(Entries from a dataset of interfaces)
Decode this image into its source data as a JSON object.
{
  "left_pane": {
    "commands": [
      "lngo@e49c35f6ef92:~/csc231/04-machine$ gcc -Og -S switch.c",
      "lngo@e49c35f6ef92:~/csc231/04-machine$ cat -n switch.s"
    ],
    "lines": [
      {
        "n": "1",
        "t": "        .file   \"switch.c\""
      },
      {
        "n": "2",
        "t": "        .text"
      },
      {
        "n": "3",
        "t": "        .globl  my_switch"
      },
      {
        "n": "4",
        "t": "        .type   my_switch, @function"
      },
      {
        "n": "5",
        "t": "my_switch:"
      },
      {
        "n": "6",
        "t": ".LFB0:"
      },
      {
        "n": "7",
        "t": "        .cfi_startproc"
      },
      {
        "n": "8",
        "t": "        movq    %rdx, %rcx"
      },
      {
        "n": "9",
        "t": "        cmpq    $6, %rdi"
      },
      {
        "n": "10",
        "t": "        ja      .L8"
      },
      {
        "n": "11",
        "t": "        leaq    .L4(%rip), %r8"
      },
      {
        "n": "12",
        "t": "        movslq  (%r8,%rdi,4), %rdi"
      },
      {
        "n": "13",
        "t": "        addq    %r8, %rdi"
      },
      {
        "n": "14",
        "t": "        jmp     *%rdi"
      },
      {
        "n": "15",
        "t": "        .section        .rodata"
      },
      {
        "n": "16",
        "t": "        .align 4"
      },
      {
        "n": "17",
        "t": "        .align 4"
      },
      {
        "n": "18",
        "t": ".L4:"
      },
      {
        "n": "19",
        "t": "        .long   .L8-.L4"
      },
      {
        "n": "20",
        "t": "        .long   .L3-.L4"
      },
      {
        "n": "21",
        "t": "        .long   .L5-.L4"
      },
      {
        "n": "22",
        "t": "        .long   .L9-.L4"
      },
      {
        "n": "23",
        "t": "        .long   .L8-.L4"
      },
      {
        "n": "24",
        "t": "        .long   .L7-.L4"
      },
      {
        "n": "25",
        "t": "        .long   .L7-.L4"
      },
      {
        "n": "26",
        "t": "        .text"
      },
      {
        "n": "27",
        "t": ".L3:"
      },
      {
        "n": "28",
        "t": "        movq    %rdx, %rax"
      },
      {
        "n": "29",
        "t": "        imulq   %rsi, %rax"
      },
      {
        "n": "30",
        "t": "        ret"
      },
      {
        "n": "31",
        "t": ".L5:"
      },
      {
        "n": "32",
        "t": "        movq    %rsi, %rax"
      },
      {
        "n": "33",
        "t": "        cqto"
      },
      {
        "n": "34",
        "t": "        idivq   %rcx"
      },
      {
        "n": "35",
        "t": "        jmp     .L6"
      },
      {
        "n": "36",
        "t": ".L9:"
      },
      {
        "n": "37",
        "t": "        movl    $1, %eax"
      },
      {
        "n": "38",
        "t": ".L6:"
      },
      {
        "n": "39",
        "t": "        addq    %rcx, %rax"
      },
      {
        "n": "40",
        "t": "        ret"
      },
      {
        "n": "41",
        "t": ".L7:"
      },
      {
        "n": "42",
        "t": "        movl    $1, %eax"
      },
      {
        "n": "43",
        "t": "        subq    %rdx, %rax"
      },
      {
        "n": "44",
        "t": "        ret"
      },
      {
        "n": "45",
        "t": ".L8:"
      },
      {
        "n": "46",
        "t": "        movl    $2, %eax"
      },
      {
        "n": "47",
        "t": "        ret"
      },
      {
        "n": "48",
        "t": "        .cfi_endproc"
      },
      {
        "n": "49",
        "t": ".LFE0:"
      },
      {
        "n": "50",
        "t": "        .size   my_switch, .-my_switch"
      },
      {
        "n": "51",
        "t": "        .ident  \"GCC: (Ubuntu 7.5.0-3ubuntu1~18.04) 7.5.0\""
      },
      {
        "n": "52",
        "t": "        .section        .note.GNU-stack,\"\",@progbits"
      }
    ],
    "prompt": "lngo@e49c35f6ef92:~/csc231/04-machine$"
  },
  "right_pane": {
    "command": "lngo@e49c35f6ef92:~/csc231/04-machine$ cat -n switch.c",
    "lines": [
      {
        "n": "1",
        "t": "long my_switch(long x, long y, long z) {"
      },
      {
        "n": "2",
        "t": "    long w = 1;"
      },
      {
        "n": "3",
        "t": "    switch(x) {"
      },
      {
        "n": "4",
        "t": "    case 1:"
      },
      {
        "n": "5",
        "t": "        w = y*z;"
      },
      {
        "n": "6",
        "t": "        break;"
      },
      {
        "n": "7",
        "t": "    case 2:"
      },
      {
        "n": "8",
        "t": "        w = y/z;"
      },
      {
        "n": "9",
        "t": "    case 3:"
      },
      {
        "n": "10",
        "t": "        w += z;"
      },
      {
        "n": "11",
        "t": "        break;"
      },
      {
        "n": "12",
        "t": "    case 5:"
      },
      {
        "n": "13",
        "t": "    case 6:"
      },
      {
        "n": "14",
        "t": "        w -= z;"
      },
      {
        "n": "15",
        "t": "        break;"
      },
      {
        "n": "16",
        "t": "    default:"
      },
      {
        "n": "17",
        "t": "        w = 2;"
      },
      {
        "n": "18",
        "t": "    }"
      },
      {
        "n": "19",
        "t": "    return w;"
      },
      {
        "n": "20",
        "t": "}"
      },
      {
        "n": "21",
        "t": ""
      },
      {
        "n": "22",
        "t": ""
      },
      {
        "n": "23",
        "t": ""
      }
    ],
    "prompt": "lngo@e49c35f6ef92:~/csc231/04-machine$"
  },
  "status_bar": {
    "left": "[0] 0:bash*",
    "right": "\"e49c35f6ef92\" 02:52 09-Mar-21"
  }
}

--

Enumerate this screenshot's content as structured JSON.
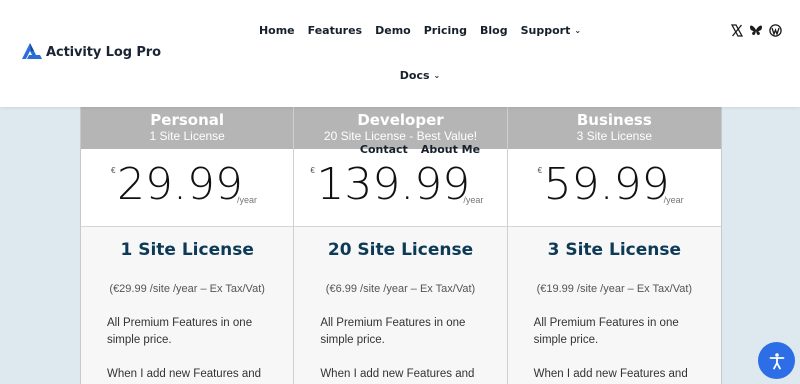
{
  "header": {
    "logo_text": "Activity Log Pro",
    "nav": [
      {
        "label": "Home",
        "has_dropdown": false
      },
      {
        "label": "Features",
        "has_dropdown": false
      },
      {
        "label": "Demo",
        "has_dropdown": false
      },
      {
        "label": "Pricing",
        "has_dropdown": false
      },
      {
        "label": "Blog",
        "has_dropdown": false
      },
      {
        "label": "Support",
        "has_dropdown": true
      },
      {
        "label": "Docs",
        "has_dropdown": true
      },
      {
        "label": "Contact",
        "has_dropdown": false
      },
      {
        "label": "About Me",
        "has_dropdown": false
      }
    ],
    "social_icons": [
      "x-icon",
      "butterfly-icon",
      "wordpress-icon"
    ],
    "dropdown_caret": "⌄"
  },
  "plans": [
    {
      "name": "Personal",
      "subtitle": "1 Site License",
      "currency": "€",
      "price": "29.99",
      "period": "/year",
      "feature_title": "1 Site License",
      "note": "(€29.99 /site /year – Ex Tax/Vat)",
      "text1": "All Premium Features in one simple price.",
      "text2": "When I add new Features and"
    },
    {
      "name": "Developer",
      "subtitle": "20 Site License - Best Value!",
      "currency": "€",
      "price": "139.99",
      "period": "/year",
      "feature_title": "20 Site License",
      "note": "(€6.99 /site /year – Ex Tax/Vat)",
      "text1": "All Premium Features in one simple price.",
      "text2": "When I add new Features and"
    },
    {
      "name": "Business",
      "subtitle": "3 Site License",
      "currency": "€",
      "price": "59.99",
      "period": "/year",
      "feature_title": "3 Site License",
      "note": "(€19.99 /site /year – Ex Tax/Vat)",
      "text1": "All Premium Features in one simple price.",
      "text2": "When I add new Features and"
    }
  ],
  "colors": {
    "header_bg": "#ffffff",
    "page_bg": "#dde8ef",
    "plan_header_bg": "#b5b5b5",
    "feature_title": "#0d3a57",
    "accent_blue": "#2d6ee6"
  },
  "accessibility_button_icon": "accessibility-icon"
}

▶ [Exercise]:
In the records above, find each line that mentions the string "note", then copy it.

▶ [Response to this exercise]:
        "t": "        .section        .note.GNU-stack,\"\",@progbits"
      "note": "(€29.99 /site /year – Ex Tax/Vat)",
      "note": "(€6.99 /site /year – Ex Tax/Vat)",
      "note": "(€19.99 /site /year – Ex Tax/Vat)",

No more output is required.